• _Description of the task_: Copy each line of the data below with the word "double".

Web page and app entries:
※
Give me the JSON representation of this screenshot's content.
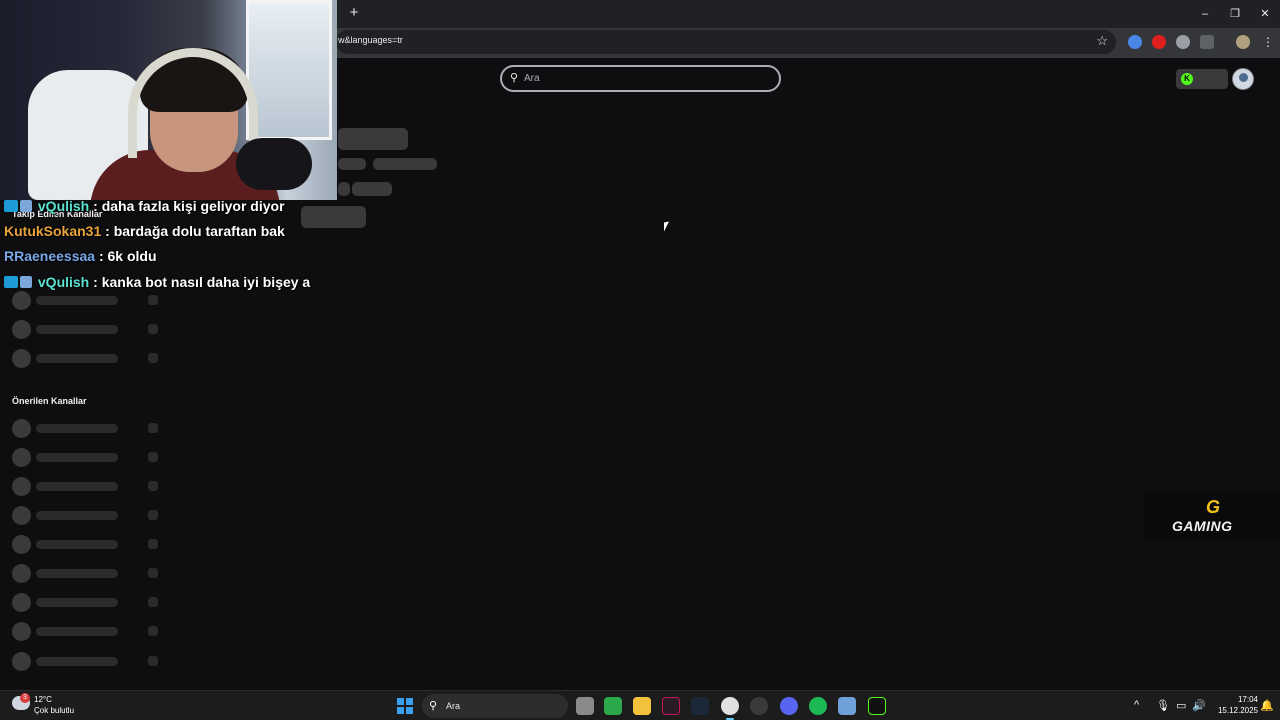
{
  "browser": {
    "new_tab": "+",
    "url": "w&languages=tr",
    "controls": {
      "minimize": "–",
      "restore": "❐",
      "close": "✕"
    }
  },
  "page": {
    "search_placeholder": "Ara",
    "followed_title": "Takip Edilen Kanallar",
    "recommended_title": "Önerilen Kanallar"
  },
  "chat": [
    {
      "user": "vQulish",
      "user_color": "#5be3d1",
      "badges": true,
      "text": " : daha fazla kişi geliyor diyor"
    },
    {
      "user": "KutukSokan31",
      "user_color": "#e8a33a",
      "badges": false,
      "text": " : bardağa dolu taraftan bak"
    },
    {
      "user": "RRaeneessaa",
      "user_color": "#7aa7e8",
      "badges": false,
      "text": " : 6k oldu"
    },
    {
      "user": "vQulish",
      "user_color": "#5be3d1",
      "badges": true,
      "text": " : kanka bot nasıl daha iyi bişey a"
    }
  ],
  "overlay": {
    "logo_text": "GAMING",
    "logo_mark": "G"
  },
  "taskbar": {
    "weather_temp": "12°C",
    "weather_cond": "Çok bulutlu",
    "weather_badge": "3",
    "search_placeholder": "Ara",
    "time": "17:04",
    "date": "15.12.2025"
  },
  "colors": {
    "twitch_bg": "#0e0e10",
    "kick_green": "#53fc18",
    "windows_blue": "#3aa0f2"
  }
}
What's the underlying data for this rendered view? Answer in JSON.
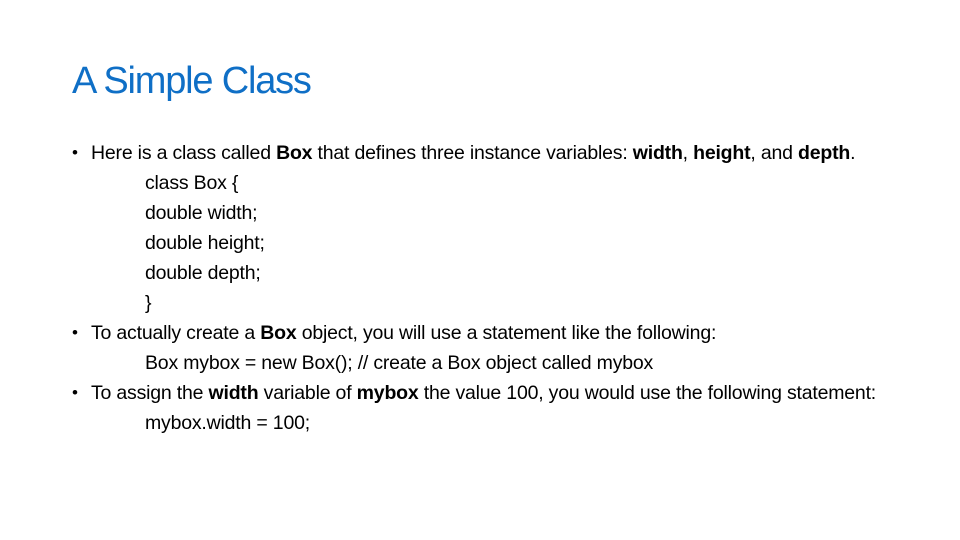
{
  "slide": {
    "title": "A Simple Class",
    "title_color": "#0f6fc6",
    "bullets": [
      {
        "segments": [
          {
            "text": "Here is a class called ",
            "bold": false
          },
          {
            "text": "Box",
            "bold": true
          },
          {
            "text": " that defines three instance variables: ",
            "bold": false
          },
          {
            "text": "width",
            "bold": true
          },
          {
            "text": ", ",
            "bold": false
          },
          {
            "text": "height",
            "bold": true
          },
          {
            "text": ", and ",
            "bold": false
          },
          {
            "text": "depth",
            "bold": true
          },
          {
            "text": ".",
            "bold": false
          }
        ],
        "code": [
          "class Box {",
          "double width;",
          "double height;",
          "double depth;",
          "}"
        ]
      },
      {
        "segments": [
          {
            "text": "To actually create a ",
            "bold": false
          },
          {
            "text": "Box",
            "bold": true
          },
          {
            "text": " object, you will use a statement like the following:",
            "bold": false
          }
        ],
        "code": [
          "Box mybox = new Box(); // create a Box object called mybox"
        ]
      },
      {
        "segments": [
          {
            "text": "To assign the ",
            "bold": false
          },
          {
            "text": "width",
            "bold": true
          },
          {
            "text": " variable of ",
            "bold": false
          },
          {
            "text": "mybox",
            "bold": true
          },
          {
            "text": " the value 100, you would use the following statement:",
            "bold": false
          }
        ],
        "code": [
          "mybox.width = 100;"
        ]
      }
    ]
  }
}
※
• _Written solution_:
          "double width;",
          "double height;",
          "double depth;",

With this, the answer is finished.